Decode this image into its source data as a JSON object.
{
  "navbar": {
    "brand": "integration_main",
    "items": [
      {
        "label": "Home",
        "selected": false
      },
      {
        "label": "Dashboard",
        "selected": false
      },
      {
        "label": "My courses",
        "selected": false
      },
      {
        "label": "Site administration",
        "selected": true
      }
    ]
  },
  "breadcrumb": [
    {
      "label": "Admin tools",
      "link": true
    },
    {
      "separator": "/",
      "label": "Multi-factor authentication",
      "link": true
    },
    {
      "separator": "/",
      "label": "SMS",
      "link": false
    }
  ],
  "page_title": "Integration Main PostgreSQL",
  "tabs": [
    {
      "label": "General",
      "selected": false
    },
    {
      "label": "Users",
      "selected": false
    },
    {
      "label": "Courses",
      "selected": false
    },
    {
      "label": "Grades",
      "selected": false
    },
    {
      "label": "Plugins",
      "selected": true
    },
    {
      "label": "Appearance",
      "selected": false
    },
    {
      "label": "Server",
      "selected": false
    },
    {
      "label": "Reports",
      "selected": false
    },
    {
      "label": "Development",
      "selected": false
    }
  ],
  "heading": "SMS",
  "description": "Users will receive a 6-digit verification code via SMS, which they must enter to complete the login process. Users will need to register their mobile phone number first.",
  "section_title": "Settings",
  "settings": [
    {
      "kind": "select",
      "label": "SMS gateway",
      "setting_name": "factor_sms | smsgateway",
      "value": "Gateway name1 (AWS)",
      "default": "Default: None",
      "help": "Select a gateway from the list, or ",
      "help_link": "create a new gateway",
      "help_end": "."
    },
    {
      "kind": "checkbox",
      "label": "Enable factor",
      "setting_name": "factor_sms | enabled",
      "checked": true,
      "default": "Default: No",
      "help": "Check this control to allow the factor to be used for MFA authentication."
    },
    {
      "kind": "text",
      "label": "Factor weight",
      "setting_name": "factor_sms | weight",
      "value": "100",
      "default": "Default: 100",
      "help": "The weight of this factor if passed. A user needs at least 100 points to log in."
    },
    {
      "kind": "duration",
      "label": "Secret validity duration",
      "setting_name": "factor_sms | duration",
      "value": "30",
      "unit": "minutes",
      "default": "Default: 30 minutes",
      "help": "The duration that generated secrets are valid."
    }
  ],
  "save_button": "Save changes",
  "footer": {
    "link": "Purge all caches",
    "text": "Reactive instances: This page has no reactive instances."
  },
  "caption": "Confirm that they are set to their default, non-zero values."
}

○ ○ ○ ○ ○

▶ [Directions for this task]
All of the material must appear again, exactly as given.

▶ [Exercise result]
Decode this image into its source data as a JSON object.
{
  "navbar": {
    "brand": "integration_main",
    "items": [
      {
        "label": "Home",
        "selected": false
      },
      {
        "label": "Dashboard",
        "selected": false
      },
      {
        "label": "My courses",
        "selected": false
      },
      {
        "label": "Site administration",
        "selected": true
      }
    ]
  },
  "breadcrumb": [
    {
      "label": "Admin tools",
      "link": true
    },
    {
      "separator": "/",
      "label": "Multi-factor authentication",
      "link": true
    },
    {
      "separator": "/",
      "label": "SMS",
      "link": false
    }
  ],
  "page_title": "Integration Main PostgreSQL",
  "tabs": [
    {
      "label": "General",
      "selected": false
    },
    {
      "label": "Users",
      "selected": false
    },
    {
      "label": "Courses",
      "selected": false
    },
    {
      "label": "Grades",
      "selected": false
    },
    {
      "label": "Plugins",
      "selected": true
    },
    {
      "label": "Appearance",
      "selected": false
    },
    {
      "label": "Server",
      "selected": false
    },
    {
      "label": "Reports",
      "selected": false
    },
    {
      "label": "Development",
      "selected": false
    }
  ],
  "heading": "SMS",
  "description": "Users will receive a 6-digit verification code via SMS, which they must enter to complete the login process. Users will need to register their mobile phone number first.",
  "section_title": "Settings",
  "settings": [
    {
      "kind": "select",
      "label": "SMS gateway",
      "setting_name": "factor_sms | smsgateway",
      "value": "Gateway name1 (AWS)",
      "default": "Default: None",
      "help": "Select a gateway from the list, or ",
      "help_link": "create a new gateway",
      "help_end": "."
    },
    {
      "kind": "checkbox",
      "label": "Enable factor",
      "setting_name": "factor_sms | enabled",
      "checked": true,
      "default": "Default: No",
      "help": "Check this control to allow the factor to be used for MFA authentication."
    },
    {
      "kind": "text",
      "label": "Factor weight",
      "setting_name": "factor_sms | weight",
      "value": "100",
      "default": "Default: 100",
      "help": "The weight of this factor if passed. A user needs at least 100 points to log in."
    },
    {
      "kind": "duration",
      "label": "Secret validity duration",
      "setting_name": "factor_sms | duration",
      "value": "30",
      "unit": "minutes",
      "default": "Default: 30 minutes",
      "help": "The duration that generated secrets are valid."
    }
  ],
  "save_button": "Save changes",
  "footer": {
    "link": "Purge all caches",
    "text": "Reactive instances: This page has no reactive instances."
  },
  "caption": "Confirm that they are set to their default, non-zero values."
}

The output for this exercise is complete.